I recently attended a national convention of high school journalists where I picked up a white rubber bracelet imprinted with "LIVE FREE". These words are meant to be a reminder that Americans have been given the right to freedom of religion, speech, press, and assembly. For me, they have more intense meaning as I strive to live a life of gratitude for Jesus' sacrifice on the cross - a sacrifice that promises me a life free of fear and condemnation. I often look at signs or advertisements and relate them to my own daily journey of honoring Christ's sacrifice. For example: Nike's "Just Do It" encourages me to not let fear stop me from living a life of faith, and Lance Armstrong's "LIVE STRONG" challenges me to fully know the meaning of 2 Cor. 4:8-9 —"We are hard pressed on every side, but not crushed; perplexed, but not in despair, persecuted, but not abandoned; struck down, but not destroyed." Slogans can be used for far more than advertising. They can remind us of the power of God's Word and encourage us to choose sacrifice over self and generosity over greed.
During the Bible study portion of your small group meeting, ask each person to write down a saying or slogan that helps him or her remember the command, truth, or promise of the lesson. Some examples are:
- Taco Bell - "Think outside the bun"
- T - Mobile - "Get more from life"
- Allstate - "Are you in good hands?"
- U.S. Army - "Be all you can be"
- Campbell's soup - "Possibilities"
- Citibank - "Live richly"

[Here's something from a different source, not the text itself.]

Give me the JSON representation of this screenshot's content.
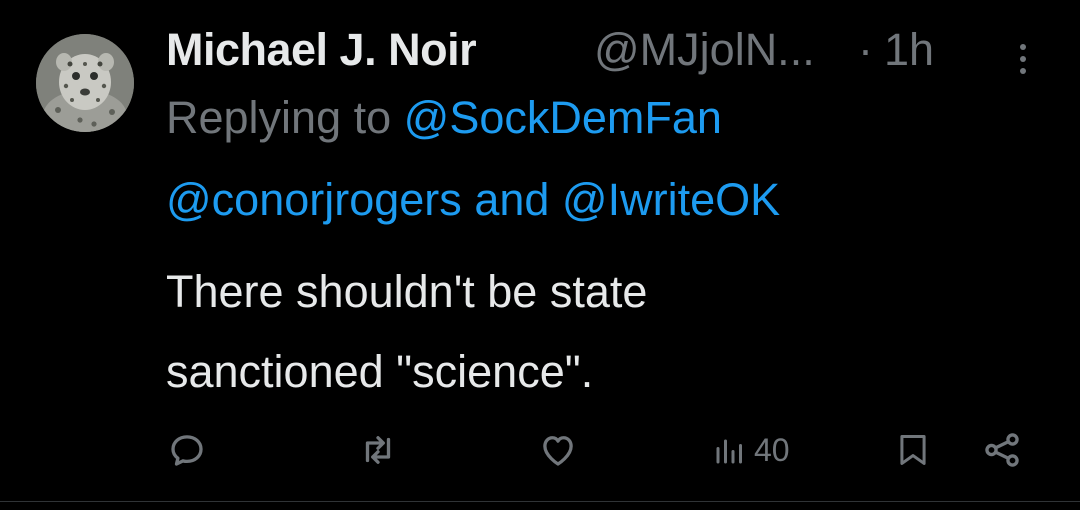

At the end of the meeting, ask each person to share his or her slogan and why he or she chose it. Close your time together in prayer asking God to bring the slogan to mind throughout the coming week. At the beginning of the next meeting, ask the group to share how the slogan helped them. Consider using this memory tool each week for the length of your current study.